The other problem is that it is possible to accidently open up two different Metamask windows and when that happens then a confirmation window might appear in a place where you won't expect to see it and even get accidently dismissed. This can leave you wondering why your transaction is not making progress so try to be careful not to make that mistake.
You Never Node
In rare circumstances you may discover that your access to Polygon is incredibly slow or even seems to be halted. This far, knock on wood, there have been no network outages on the Matic Network, but you can still have problems nonetheless. What is likely happening is that the node that you use to access the network has become overloaded or temporarily inoperable. How can you tell? Try switching metamask to a different network like Ethereum and see if that is responsive. If so, then the problem is definitely not on your end.
The way to fix things is to point Metamask to a different RPC node in your Matic Network configuration. There are many RPC nodes to choose from but most newbies start with maticvigil since that is the one specified in most "Getting Started with Matic" tutorials. Accordingly that RPC node will bog down from time to time. Specifying a different RPC node often fixes things up your response time issues right away.

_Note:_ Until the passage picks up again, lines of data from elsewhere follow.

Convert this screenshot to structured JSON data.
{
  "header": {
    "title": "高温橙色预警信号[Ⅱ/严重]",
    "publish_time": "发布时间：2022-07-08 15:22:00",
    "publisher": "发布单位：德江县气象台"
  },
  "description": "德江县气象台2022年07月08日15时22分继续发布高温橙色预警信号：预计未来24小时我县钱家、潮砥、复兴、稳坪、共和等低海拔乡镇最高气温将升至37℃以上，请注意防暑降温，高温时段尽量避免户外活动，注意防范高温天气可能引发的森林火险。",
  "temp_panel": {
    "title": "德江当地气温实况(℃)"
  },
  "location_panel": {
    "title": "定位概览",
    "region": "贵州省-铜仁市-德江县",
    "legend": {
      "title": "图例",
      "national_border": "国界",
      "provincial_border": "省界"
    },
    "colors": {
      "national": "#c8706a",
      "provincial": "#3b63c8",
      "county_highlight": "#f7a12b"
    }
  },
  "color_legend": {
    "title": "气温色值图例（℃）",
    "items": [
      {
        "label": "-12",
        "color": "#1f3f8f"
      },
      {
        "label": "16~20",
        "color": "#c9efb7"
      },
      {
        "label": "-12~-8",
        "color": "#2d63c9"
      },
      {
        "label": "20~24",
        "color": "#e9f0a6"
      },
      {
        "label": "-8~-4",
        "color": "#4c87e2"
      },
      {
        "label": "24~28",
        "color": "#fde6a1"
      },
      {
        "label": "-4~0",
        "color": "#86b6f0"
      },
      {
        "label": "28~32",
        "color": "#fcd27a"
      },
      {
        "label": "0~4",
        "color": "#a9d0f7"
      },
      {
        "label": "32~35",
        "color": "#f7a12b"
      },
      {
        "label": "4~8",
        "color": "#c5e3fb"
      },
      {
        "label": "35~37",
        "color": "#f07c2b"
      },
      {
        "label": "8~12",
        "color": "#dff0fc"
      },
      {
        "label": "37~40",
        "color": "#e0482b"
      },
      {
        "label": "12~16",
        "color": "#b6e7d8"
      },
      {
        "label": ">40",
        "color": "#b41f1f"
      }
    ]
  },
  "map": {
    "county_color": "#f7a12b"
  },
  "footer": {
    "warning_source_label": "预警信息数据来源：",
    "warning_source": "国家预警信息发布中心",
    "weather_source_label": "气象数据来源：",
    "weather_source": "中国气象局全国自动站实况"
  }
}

Here is my pro tip: Instead of editing the rpc node, specify a new network in Metamask and put the alternate rpc node in that network. Select 'Custom RPC' from the network pulldown and fill out the form in the usual way but this time with a different RPC node specification. Use the normal Matic Chain ID of 137. You can also edit the 'Network Name' field to whatever you want as that name is just for your own convenience. Save it and viola, now you can switch PPC nodes as easily as changing the network. I use the names "Matic Mainnet (vigil)" and "Matic Mainnet (quicknode)" so that I can tell at a glance which RPC I am using at the moment.
That's All for Now
That is enough for one blog post. If Metamask is still sluggish for you then check out this related blog post.
In my next post I will discuss some basic wallet management techniques for adding and hiding tokens as well as a killer trick for finding tokens you might not even knew you had.